Peterborough’s FastStart initiative is rolling out a new Experts in Residence (EIR) program to help young entrepreneurs turn their great ideas into functioning businesses.
The program, loosely based on the Entrepreneurs in Residence programs in some of Ontario’s 17 Regional Innovation Centres, will initially operate as a four to five month pilot with a budget of $18,000.
“Four local business people, each with a proven track record of success in their areas of expertise, will be spending one to two hours a week with entrepreneurs whose ideas have reached a point where they can move to the next stage and develop viable businesses,” says Rosalea Terry, FastStart’s Entrepreneurship Coordinator at Trent University.
FastStart is aimed at entrepreneurs between 18 and 29 years old. FastStart is the youth entrepreneurship training partnership between Trent University, Fleming College and the Greater Peterborough Innovation Cluster.
The three-person Innovation Cluster staff, (Terry, Martin Yuill (CEO), and Carey McMaster (Programs Officer)) handpicked each of the four mentors, matching their skills and histories with selected young entrepreneurial FastStart clients.
Deanna Henry, 27, whose concept of a creative space and play program for grownups, Modern Alchemy, and winner of the Cubs Lair first place award in November 2015, was one of those chosen for the specialized help.
Henry has already had her first meeting with branding and social media expert Neil Morton, co-founder and publisher of PTBOCanada.com.
“He’s given me some great advice for my next steps and even more potential services that I can offer,” Henry says. Morton also will help her create an international brand from her original idea. “Now I’ll be able to streamline the business from a concept to something that can travel far and wide,” she adds.
“I am a new entrepreneur and it’s great to have the expertise and knowledge of someone who is already making a difference in our community.”
Henry and Morton plan to meet on a regular basis until her business is up and running.
The other experts in residence are:
- Michael Skinner, http://mascapital.ca, a serial entrepreneur, local angel investor and management consultant.
- Daryl Goodall, Part Time CFO, www.parttimecfoservices.ca, certified chartered accountant and certified management accountant.
- Albert Mastromartino, www.mastromartino.com, marketing professor in the School of Business at Fleming College, and renowned speaker, coach and corporate trainer.
How the Experts in Residence see their roles with the new FastStart program:
Michael Skinner: “The reality is that most of the time you don’t know what you don’t know. An experienced mentor can help forecast and overcome these challenges with you in order to save you time, as well as ensure your success.”
“No one ever said it was easy being an entrepreneur.

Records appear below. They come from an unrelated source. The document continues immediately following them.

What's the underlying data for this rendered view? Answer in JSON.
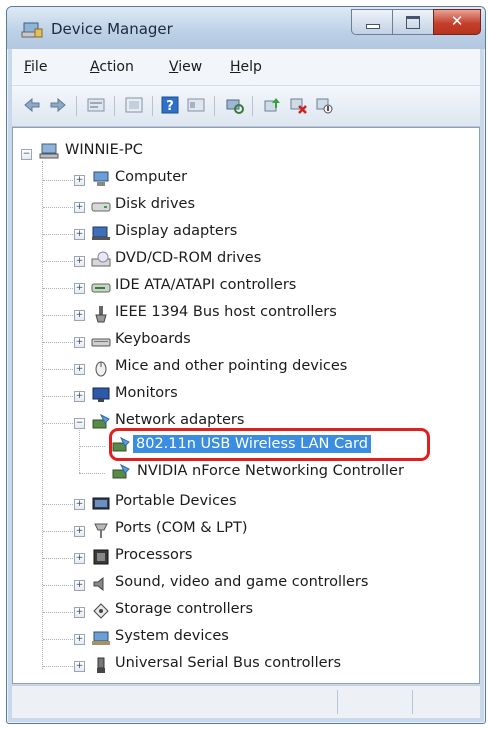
{
  "window": {
    "title": "Device Manager"
  },
  "menubar": {
    "items": [
      {
        "label": "File"
      },
      {
        "label": "Action"
      },
      {
        "label": "View"
      },
      {
        "label": "Help"
      }
    ]
  },
  "tree": {
    "root": "WINNIE-PC",
    "categories": [
      {
        "label": "Computer",
        "icon": "computer-icon",
        "expanded": false
      },
      {
        "label": "Disk drives",
        "icon": "disk-drive-icon",
        "expanded": false
      },
      {
        "label": "Display adapters",
        "icon": "display-adapter-icon",
        "expanded": false
      },
      {
        "label": "DVD/CD-ROM drives",
        "icon": "dvd-drive-icon",
        "expanded": false
      },
      {
        "label": "IDE ATA/ATAPI controllers",
        "icon": "ide-controller-icon",
        "expanded": false
      },
      {
        "label": "IEEE 1394 Bus host controllers",
        "icon": "ieee1394-icon",
        "expanded": false
      },
      {
        "label": "Keyboards",
        "icon": "keyboard-icon",
        "expanded": false
      },
      {
        "label": "Mice and other pointing devices",
        "icon": "mouse-icon",
        "expanded": false
      },
      {
        "label": "Monitors",
        "icon": "monitor-icon",
        "expanded": false
      },
      {
        "label": "Network adapters",
        "icon": "network-adapter-icon",
        "expanded": true,
        "children": [
          {
            "label": "802.11n USB Wireless LAN Card",
            "selected": true
          },
          {
            "label": "NVIDIA nForce Networking Controller",
            "selected": false
          }
        ]
      },
      {
        "label": "Portable Devices",
        "icon": "portable-device-icon",
        "expanded": false
      },
      {
        "label": "Ports (COM & LPT)",
        "icon": "port-icon",
        "expanded": false
      },
      {
        "label": "Processors",
        "icon": "processor-icon",
        "expanded": false
      },
      {
        "label": "Sound, video and game controllers",
        "icon": "speaker-icon",
        "expanded": false
      },
      {
        "label": "Storage controllers",
        "icon": "storage-controller-icon",
        "expanded": false
      },
      {
        "label": "System devices",
        "icon": "system-device-icon",
        "expanded": false
      },
      {
        "label": "Universal Serial Bus controllers",
        "icon": "usb-icon",
        "expanded": false
      }
    ]
  },
  "colors": {
    "selection": "#3b8de0",
    "highlight_ring": "#e02020"
  }
}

Whether you’re in the early stages of your startup, just secured funding for your startup, or are ready for your product or service launch, it can be a very daunting task.”
Albert Mastromartino: “I love working with smart young people. The young entrepreneurs bring the product expertise and passion to the table and I bring a palate of strategic possibilities that will result in innovation building.”
“The key is to start with an analysis of their goals and resources and then do an external analysis of what’s going on in the business environment. Once you figure out the strategic component then the creative ideas can fall into place from there.”
Daryl Goodall: “I like doing this because they (young entrepreneurs) are youthful and bring energy. It`s that excitement. It`s scary but also exciting to start up a business.”
“I will help them to avoid stepping on landmines and sidestep anything detrimental to the business through lack of experience, using my own past mistakes as examples. One illustration is the tendency to build a business too fast compared to what the market wants, or building and creating an infrastructure prematurely before the business model is proven.”
“Almost all entrepreneurs overestimate the revenue and underestimate the cost. Planning for a range of what the business can do if not, determining whether there is a viable business down the road that we can grow.”
Neil Morton: “I’ve always loved mentoring people. I think in Peterborough there is a tremendous amount of collaboration which builds up the community as a whole. I see a great number of respected people getting involved in helping young entrepreneurs, because they are our future.”
“Consistency in social media marketing is something that has to be tweaked on the fly. You never know who is following you on twitter, and I encourage people to tweet out when they are using your product. That encourages other people to want to go there as well.”
“It’s a transformative era that we are in. You can send out a tweet and it can go around the world.”